• **YOUR TASK**
Determine how many of the lines below include "browser", then respond with that number and no other text.

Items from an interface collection
§ §
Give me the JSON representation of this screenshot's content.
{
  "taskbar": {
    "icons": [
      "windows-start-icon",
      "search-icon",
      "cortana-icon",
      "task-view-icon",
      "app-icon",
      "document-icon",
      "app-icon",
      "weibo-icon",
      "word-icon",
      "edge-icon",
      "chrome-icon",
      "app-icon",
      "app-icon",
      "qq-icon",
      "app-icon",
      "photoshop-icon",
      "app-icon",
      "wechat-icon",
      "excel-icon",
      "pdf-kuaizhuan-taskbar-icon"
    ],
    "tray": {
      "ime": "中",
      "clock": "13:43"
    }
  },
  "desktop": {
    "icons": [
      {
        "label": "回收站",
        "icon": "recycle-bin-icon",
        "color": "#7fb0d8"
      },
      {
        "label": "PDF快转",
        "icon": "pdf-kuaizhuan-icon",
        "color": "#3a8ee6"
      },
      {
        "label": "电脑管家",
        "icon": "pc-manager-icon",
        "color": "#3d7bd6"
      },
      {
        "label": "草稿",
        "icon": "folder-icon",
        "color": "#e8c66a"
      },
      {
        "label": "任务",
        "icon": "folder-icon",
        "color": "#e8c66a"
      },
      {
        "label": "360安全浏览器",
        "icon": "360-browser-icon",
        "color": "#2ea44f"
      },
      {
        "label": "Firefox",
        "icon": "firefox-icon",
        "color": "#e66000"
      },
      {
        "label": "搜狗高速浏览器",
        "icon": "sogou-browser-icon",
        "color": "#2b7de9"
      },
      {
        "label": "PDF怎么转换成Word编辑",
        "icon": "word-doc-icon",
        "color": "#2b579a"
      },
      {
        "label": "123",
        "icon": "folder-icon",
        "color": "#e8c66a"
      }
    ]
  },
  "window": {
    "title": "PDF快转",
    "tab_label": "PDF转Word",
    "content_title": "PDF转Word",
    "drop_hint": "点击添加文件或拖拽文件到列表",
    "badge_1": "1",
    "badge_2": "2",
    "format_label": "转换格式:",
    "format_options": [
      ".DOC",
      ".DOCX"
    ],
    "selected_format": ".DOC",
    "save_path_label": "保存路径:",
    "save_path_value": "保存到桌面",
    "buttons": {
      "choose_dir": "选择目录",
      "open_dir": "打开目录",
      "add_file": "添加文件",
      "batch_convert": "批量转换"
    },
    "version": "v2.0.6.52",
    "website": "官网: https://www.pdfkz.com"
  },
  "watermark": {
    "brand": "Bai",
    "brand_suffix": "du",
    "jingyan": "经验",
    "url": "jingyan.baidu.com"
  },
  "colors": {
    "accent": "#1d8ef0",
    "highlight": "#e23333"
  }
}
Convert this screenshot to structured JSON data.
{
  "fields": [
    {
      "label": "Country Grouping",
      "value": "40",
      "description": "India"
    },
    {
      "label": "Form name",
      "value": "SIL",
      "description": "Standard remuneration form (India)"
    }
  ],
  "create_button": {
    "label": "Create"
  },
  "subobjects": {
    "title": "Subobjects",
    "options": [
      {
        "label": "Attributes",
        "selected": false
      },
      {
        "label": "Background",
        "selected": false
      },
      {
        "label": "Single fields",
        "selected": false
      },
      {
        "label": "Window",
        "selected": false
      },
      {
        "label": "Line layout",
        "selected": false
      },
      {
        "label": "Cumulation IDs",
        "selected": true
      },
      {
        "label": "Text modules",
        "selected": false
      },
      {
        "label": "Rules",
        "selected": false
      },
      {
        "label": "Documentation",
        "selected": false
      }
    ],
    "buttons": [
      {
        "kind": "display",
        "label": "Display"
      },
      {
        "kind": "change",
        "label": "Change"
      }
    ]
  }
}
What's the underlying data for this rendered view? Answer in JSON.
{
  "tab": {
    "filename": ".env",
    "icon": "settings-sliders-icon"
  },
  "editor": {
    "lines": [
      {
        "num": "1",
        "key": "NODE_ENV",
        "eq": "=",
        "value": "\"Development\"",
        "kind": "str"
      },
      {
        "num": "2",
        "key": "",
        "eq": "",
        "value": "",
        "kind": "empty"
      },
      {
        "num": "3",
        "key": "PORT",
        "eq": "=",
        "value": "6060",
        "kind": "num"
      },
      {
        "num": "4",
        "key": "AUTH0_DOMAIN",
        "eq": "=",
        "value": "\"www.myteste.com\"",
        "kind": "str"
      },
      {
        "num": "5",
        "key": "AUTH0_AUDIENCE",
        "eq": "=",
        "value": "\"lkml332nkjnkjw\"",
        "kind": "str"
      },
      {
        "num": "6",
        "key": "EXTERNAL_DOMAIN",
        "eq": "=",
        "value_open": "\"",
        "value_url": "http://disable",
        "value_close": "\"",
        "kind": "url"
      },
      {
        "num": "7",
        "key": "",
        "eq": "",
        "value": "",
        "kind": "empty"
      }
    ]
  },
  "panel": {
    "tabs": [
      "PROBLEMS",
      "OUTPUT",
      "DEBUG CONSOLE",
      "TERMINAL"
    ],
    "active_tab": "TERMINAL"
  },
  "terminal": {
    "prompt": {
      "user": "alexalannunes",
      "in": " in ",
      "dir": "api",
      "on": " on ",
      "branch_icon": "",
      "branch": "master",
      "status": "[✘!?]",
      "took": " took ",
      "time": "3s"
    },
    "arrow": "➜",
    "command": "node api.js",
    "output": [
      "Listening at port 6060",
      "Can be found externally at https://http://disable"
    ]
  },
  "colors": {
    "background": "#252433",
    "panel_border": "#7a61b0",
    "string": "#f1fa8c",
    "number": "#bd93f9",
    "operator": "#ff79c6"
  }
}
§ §
• **WRITTEN SOLUTION**
2